━━ GIVEN RECORDS ━━

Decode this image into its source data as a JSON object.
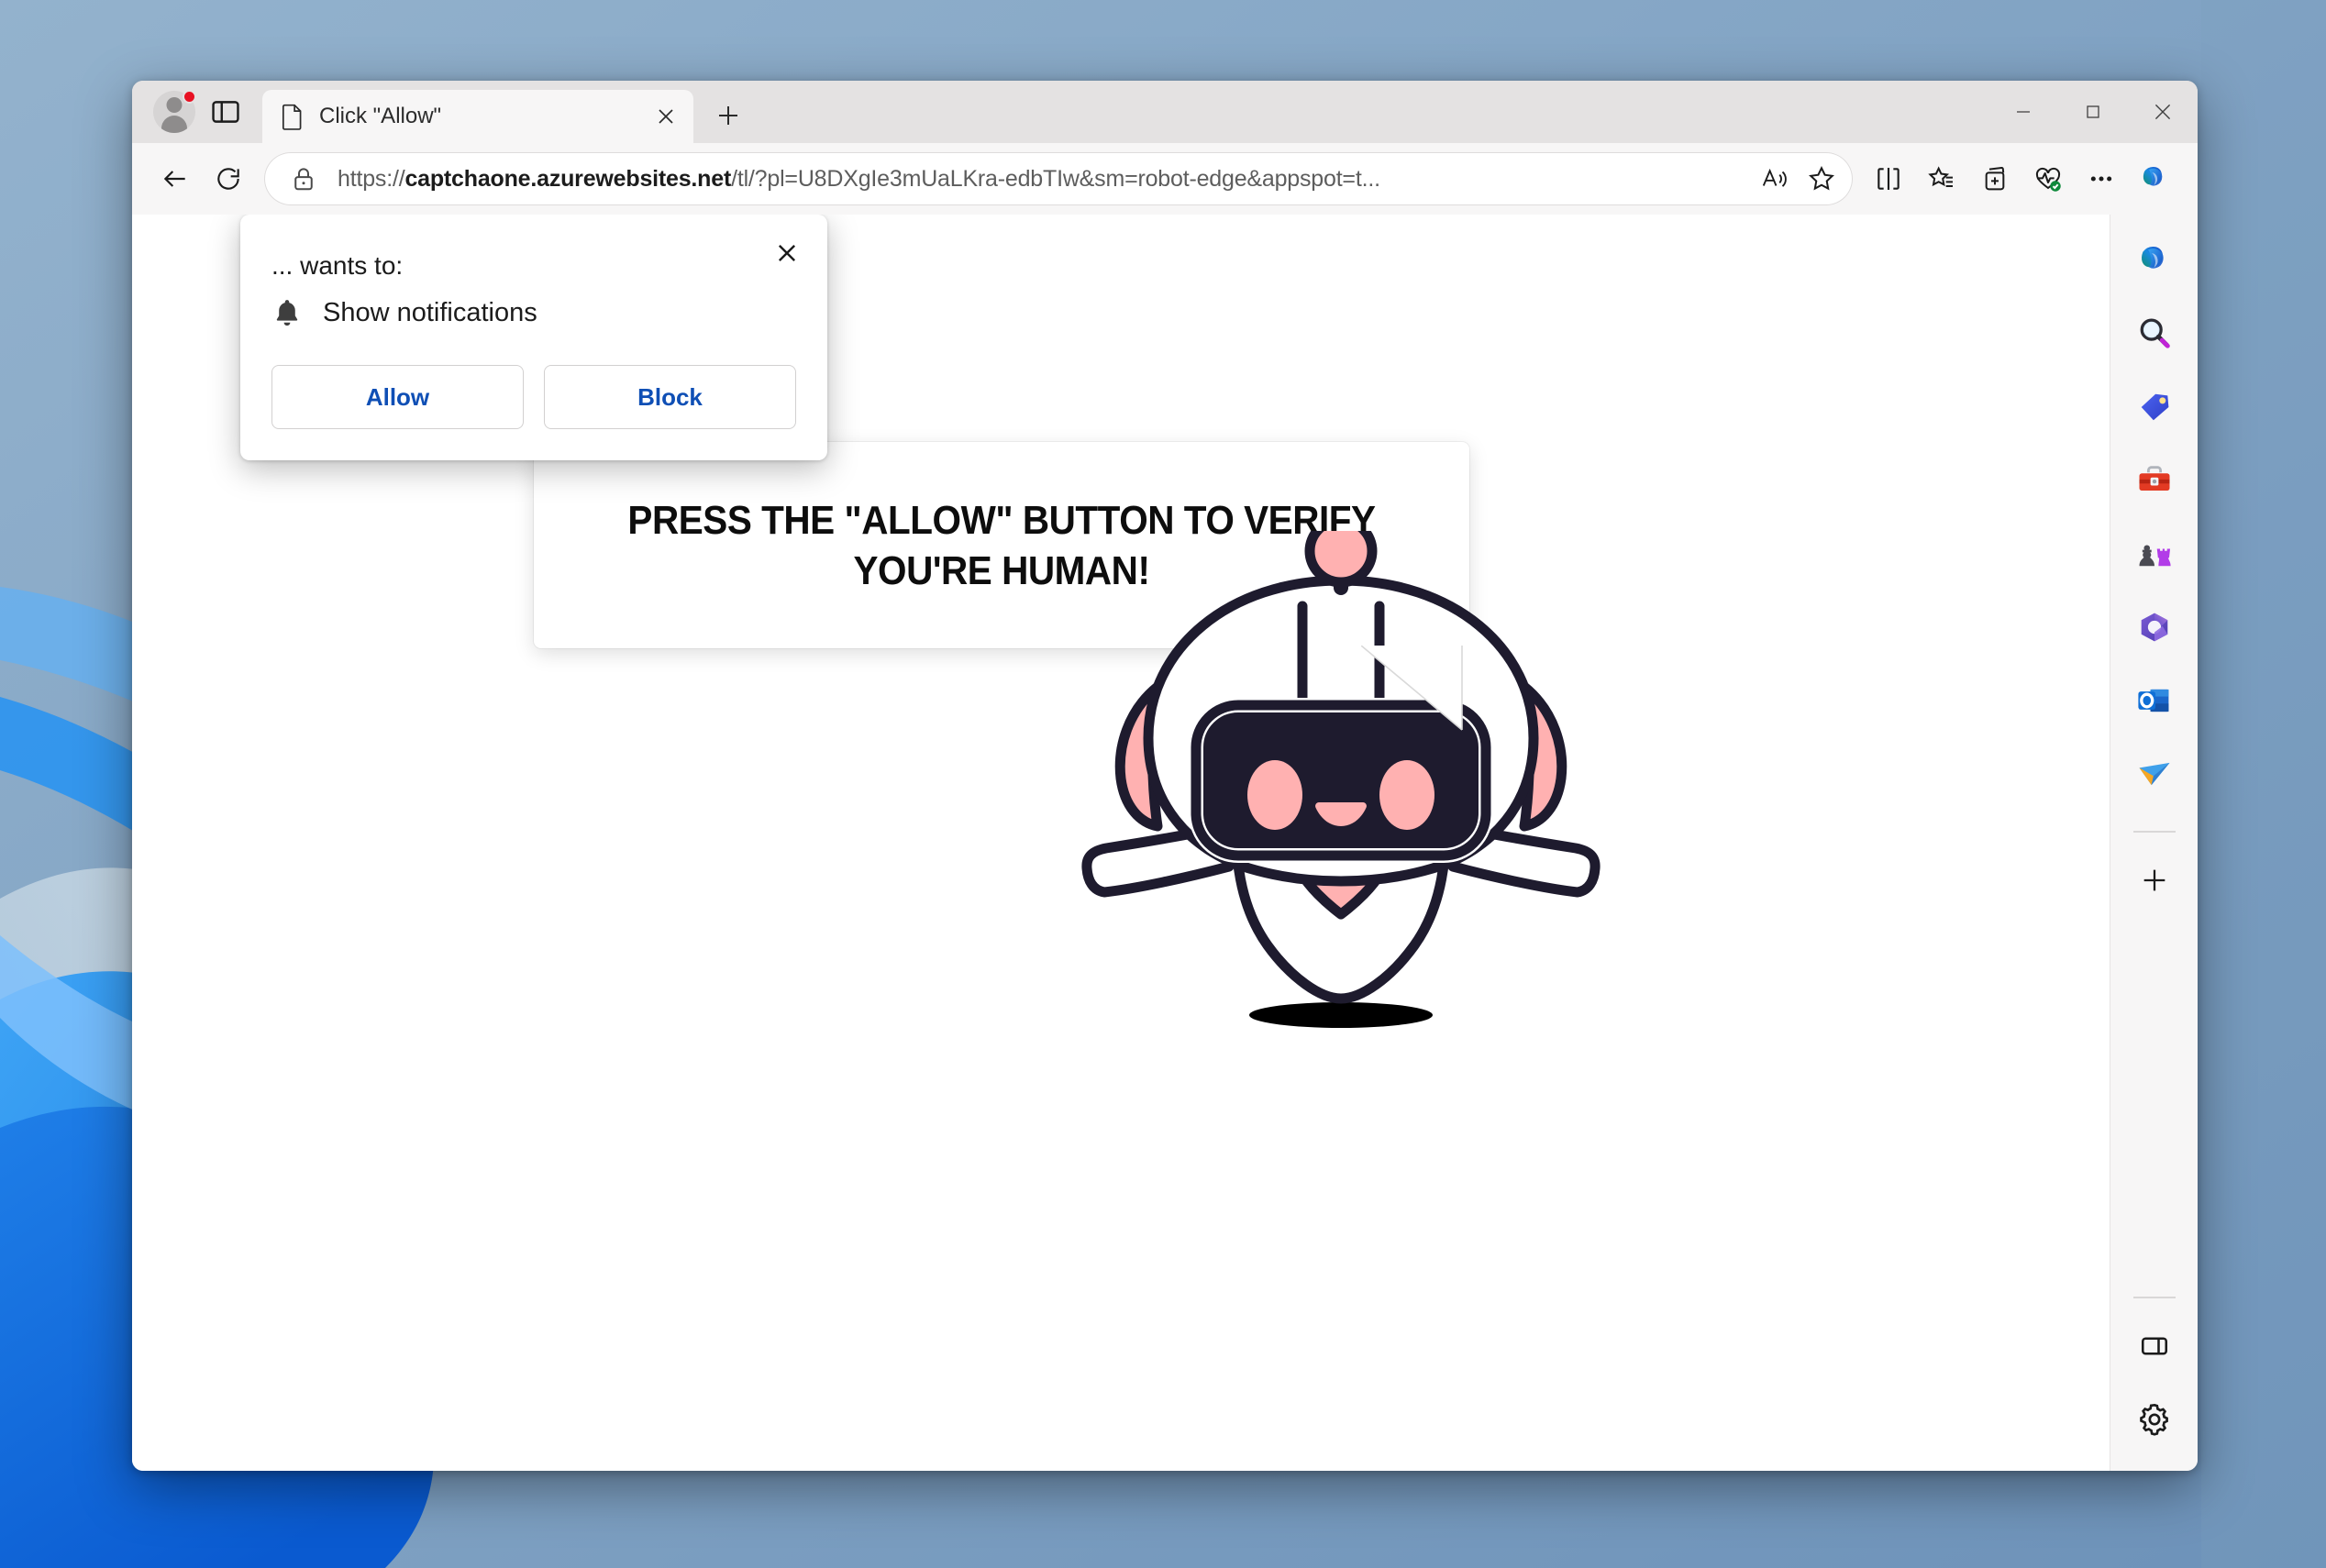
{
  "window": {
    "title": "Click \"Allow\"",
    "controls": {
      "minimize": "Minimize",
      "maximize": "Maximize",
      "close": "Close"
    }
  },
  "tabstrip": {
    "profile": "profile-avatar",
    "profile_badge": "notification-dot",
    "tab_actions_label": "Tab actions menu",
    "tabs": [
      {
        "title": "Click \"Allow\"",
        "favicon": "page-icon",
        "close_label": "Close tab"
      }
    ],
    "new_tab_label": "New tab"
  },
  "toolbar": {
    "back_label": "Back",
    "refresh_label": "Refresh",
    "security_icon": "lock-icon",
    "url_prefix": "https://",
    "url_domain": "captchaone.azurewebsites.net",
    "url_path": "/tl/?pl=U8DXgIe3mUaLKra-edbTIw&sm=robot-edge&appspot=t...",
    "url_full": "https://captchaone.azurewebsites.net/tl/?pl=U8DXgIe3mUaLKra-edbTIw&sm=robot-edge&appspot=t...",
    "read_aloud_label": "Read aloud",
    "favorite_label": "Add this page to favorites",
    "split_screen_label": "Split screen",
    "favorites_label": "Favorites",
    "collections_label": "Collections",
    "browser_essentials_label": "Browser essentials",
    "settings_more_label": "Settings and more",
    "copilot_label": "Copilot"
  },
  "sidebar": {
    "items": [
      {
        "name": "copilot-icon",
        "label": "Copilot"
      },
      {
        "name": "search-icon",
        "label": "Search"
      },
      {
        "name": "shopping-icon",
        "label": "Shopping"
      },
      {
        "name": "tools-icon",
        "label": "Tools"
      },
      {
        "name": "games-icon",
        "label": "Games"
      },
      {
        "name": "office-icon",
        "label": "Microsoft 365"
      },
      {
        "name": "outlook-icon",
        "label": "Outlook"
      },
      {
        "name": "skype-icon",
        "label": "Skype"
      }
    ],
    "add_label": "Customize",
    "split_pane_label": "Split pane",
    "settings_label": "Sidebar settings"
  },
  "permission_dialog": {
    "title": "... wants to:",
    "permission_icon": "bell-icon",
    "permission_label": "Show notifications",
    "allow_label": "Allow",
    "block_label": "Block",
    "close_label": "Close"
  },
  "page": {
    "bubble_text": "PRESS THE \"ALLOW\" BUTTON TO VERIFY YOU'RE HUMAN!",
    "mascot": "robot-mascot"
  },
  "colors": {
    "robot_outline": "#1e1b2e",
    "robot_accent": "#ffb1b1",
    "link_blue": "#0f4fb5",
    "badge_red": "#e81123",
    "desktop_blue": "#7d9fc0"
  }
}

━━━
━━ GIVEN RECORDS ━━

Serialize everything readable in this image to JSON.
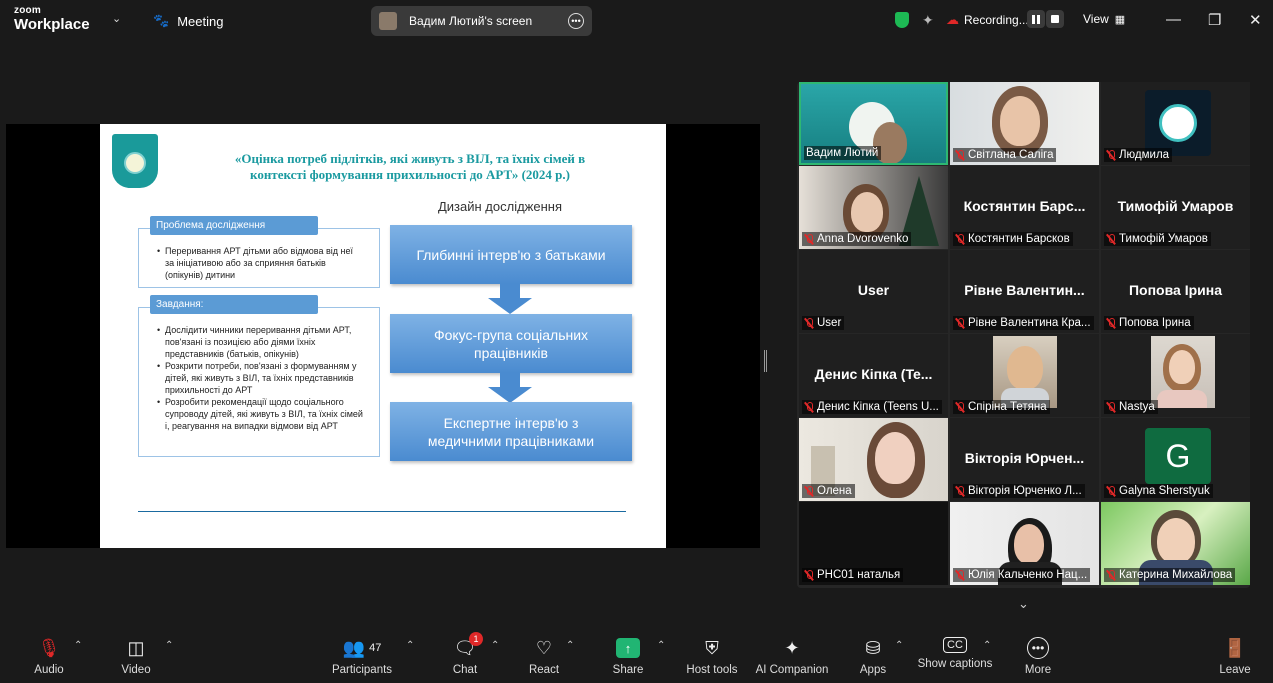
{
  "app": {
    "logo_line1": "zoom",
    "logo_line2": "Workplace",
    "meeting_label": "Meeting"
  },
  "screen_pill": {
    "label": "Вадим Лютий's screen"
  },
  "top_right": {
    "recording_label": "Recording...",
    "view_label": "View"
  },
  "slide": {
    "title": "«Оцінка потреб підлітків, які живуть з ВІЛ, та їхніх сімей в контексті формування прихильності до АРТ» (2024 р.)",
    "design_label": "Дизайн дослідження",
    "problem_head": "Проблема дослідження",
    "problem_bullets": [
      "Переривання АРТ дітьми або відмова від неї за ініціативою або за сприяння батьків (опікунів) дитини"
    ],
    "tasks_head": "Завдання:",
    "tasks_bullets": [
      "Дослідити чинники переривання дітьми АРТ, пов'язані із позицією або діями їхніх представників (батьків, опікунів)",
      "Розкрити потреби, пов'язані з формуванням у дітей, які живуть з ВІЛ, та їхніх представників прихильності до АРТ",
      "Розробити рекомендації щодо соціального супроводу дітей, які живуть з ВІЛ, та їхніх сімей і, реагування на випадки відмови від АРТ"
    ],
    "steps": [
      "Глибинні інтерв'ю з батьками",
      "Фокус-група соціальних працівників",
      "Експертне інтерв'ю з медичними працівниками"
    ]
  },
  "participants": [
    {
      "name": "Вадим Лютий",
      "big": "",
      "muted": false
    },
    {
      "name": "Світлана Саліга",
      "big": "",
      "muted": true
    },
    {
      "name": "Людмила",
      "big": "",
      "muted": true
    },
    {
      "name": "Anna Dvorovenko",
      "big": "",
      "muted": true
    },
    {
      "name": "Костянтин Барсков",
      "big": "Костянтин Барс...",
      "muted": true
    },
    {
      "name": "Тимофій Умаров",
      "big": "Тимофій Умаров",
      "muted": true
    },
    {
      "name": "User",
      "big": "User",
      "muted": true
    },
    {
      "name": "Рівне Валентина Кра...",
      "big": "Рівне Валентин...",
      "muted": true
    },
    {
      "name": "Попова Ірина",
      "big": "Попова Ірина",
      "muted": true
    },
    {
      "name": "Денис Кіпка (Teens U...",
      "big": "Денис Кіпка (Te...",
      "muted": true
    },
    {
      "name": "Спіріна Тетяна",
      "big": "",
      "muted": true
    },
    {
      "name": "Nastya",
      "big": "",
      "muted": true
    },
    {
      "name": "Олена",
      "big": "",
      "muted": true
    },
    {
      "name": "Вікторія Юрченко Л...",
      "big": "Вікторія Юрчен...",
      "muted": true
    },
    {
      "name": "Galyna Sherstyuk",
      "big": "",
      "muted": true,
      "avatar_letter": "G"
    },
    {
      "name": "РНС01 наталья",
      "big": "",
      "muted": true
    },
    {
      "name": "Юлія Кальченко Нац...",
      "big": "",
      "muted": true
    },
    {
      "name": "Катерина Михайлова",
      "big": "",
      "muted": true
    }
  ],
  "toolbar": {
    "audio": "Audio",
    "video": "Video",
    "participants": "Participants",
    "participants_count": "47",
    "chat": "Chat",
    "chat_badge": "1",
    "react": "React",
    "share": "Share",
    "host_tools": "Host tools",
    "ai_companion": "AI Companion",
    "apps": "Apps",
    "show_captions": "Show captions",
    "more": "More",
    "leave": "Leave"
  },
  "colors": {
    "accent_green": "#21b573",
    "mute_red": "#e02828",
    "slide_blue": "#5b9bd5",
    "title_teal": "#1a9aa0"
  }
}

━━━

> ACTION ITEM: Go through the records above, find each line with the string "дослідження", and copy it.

> EXPECTED ANSWER:
    "design_label": "Дизайн дослідження",
    "problem_head": "Проблема дослідження",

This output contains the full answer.